*What you need to do*:
Go through the data below and count every line that has the word "SimpleMovingAvg". Return only the count.

[Stored data]
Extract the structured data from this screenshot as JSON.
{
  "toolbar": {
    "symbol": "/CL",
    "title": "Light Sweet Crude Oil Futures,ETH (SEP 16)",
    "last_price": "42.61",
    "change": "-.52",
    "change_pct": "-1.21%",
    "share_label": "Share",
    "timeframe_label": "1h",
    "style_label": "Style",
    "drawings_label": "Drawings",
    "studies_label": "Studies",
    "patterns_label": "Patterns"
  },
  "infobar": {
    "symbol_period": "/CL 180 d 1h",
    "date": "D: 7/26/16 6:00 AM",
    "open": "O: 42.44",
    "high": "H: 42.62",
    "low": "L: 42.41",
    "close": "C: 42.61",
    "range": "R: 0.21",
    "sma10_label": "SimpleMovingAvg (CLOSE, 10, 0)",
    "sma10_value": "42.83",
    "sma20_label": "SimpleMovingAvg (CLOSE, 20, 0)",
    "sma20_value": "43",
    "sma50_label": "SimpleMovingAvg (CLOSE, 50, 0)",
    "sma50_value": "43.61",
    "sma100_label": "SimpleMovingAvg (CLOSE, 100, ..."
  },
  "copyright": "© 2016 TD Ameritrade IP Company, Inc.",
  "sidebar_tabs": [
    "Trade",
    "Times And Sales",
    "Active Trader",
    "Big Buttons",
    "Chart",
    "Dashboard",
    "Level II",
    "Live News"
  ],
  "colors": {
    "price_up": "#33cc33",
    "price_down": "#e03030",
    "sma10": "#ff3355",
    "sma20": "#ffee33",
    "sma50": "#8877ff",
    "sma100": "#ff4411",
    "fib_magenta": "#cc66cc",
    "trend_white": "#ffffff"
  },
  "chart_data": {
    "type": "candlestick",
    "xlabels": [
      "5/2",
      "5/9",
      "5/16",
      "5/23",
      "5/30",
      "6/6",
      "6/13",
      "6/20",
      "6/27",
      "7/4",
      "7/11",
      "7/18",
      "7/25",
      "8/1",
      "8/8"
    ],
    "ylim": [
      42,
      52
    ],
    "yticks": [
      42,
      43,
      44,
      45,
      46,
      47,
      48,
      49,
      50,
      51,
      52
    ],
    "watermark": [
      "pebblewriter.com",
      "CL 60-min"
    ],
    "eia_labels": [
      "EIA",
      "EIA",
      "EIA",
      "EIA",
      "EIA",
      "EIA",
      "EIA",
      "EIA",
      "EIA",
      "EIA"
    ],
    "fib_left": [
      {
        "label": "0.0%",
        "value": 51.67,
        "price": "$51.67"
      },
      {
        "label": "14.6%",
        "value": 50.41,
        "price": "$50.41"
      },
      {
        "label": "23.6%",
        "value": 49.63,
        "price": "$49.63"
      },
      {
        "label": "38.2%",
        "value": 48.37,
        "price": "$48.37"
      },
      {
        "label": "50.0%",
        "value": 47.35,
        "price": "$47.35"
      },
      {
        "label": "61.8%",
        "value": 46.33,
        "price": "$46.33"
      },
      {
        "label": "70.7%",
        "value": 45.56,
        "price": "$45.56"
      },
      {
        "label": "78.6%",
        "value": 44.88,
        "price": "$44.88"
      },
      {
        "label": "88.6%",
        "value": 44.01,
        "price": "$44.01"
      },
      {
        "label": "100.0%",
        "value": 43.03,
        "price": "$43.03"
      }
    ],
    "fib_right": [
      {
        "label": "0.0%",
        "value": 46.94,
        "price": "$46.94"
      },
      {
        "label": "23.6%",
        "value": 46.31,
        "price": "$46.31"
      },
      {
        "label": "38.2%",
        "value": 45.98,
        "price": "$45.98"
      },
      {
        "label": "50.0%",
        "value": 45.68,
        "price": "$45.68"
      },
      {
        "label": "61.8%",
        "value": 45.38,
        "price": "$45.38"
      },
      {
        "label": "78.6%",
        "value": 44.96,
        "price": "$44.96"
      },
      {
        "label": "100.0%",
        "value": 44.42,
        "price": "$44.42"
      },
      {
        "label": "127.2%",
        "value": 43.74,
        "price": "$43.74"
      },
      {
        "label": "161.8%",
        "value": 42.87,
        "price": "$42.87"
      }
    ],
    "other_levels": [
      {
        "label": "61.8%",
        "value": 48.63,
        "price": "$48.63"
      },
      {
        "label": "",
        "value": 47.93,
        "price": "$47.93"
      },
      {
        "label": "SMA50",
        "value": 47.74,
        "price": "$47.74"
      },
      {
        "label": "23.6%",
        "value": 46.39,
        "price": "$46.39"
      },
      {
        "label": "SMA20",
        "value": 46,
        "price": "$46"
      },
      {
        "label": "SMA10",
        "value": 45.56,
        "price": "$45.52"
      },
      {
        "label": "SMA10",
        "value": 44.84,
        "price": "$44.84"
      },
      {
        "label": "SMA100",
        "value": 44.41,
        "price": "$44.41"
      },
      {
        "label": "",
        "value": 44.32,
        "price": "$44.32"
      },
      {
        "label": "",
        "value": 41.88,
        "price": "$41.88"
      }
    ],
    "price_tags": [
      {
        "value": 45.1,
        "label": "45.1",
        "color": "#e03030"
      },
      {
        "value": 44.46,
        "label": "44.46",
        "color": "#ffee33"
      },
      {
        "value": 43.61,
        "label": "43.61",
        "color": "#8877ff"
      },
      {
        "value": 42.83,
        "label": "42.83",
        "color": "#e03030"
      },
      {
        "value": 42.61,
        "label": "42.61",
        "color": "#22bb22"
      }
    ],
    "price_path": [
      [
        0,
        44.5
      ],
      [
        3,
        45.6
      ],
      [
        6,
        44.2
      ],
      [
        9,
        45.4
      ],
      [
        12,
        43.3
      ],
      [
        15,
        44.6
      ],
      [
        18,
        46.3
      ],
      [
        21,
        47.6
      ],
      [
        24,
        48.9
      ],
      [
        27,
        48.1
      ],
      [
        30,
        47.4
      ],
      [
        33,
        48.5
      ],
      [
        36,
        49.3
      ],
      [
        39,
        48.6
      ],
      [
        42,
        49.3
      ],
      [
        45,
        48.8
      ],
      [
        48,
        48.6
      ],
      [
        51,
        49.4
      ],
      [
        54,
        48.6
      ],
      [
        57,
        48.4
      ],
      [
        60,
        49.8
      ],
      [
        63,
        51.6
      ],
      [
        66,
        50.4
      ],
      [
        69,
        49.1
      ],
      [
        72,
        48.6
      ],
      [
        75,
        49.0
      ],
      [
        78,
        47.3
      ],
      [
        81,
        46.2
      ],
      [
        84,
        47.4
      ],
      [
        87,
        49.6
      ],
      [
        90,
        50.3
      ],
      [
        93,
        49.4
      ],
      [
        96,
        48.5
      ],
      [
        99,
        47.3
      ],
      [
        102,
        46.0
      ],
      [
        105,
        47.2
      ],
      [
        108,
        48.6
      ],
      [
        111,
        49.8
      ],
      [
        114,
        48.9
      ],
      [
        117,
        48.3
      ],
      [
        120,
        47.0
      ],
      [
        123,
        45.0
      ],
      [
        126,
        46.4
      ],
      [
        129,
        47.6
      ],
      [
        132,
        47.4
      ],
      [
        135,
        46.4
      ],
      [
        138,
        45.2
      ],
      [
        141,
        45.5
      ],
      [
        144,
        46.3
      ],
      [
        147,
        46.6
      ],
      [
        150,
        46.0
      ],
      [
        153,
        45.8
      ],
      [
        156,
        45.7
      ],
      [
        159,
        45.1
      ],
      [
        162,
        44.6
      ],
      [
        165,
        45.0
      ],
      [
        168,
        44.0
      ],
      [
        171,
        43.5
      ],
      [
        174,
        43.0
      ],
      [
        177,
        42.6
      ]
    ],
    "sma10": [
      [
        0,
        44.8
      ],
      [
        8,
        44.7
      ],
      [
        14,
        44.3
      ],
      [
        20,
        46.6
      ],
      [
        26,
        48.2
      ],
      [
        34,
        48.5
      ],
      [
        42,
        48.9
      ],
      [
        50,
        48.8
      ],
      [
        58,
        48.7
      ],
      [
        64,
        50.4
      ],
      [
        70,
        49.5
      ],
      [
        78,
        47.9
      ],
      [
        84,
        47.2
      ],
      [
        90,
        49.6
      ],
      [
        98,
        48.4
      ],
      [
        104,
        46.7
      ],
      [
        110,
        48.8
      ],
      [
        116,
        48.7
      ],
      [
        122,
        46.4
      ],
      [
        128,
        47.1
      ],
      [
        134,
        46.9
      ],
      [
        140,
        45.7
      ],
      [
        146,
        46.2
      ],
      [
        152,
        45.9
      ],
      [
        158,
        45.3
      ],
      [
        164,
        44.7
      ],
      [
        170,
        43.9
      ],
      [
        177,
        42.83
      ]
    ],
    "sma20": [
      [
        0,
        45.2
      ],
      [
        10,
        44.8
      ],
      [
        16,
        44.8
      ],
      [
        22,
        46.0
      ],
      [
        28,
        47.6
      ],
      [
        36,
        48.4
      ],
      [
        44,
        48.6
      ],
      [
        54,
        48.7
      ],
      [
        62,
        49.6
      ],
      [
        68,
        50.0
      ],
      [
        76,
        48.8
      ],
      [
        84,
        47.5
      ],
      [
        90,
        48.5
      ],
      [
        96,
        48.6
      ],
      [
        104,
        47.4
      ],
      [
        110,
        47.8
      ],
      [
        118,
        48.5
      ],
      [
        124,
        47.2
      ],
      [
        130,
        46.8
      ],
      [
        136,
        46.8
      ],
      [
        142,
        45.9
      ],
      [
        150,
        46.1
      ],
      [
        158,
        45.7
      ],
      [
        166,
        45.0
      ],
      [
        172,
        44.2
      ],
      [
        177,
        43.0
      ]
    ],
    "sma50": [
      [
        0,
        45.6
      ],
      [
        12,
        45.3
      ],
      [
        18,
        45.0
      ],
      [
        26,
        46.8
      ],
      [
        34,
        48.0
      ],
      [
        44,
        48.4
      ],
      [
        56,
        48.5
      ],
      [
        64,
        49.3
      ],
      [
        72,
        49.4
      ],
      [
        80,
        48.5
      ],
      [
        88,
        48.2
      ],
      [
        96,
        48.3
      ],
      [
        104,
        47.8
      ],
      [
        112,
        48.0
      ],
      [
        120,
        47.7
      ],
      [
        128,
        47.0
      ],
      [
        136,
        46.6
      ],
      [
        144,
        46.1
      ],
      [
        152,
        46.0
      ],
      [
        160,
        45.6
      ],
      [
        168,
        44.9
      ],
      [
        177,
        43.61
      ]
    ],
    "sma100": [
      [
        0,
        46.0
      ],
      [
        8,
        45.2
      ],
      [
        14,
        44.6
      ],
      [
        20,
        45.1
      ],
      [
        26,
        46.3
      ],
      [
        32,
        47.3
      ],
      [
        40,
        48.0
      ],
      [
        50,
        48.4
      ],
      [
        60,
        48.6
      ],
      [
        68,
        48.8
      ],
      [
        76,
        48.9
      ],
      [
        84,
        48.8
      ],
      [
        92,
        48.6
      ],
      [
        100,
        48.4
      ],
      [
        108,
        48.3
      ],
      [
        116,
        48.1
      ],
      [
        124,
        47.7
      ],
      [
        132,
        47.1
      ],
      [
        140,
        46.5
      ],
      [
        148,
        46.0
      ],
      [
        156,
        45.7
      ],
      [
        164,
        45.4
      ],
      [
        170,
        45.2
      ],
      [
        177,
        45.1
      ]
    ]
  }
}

*Response for this exercise*:
4